What were some of those technical challenges?
There was no precedent for how to do a whole movie without the main character on the screen. The cameraman and the actor is the same person, and then the question is, how much do you act and how much do you focus on capturing the world around you? There are a lot of questions about sound and editing, like, how much we can cut? Because on one hand, it’s logical that every shot would not have any cuts, but then how do you make it dynamic and cut, but still create the feeling that it’s not cutting?

Do you have a favorite stunt or kill scene in the movie?
Yes, I like the head explosion, which we shot on the most famous street in Moscow. And I really like the scene on the bridge, which we did with no CG and no wires. It was just a Russian guy running on the top of the bridge.

I saw the film when it played Toronto as “Hardcore.” What’s your take on the new title?
“Hardcore Henry” sounds more specific and more personal. Since we don’t have a protagonist on the screen, the title helps the audience connect to him and makes it more personal.

You’re know for inventive action scenes and eye-popping visuals, but what do you think is your signature as a storyteller?
I think it depends on the movie, but generally, when the action is an extension for the drama. It could be as crazy as you can or cannot imagine, but it’s part of the drama. It’s a metaphor for the story.

The “Ben-Hur” trailer recently debuted online and revealed that Jack Huston has a very modern haircut. Can you explain that decision?
It’s not me cutting his hair, he does it on the screen. It’s very uncomfortable to be in the chariot with long hair, because to win the race, you have to be able to see around you.

What’s next for you and your company, Bazelevs?
For the last few years, me and Bazelevs have been developing new film languages. We made the shared-screen horror movie “Unfriended” last year and the first-person POV movie “Hardcore” this year.

There are two more shared-screen movies that are almost finished — an R-rated teen comedy called “Liked” and “Wizard of OS,” where the Dorothy-type character loses her desktop and data and she has to get it back in a story that’s like “The Wizard of Oz.” We’re going to continue to experiment with shared-screen movies and thinking about the next experimental ideas like virtual reality and some I can’t tell you about.

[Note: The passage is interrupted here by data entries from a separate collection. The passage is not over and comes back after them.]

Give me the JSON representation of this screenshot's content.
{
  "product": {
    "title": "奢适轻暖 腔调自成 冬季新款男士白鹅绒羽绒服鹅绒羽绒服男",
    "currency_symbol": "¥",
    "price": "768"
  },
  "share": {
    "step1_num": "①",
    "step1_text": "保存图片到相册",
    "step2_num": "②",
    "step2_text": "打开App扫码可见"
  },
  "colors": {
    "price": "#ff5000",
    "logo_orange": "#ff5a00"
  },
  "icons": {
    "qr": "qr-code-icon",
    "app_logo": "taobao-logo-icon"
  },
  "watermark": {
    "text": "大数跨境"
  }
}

For now, I just really want people to trust our “Hardcore Henry” experiment and test it themselves. I cannot guarantee that everyone will love the movie, but I can guarantee that people will never forget it.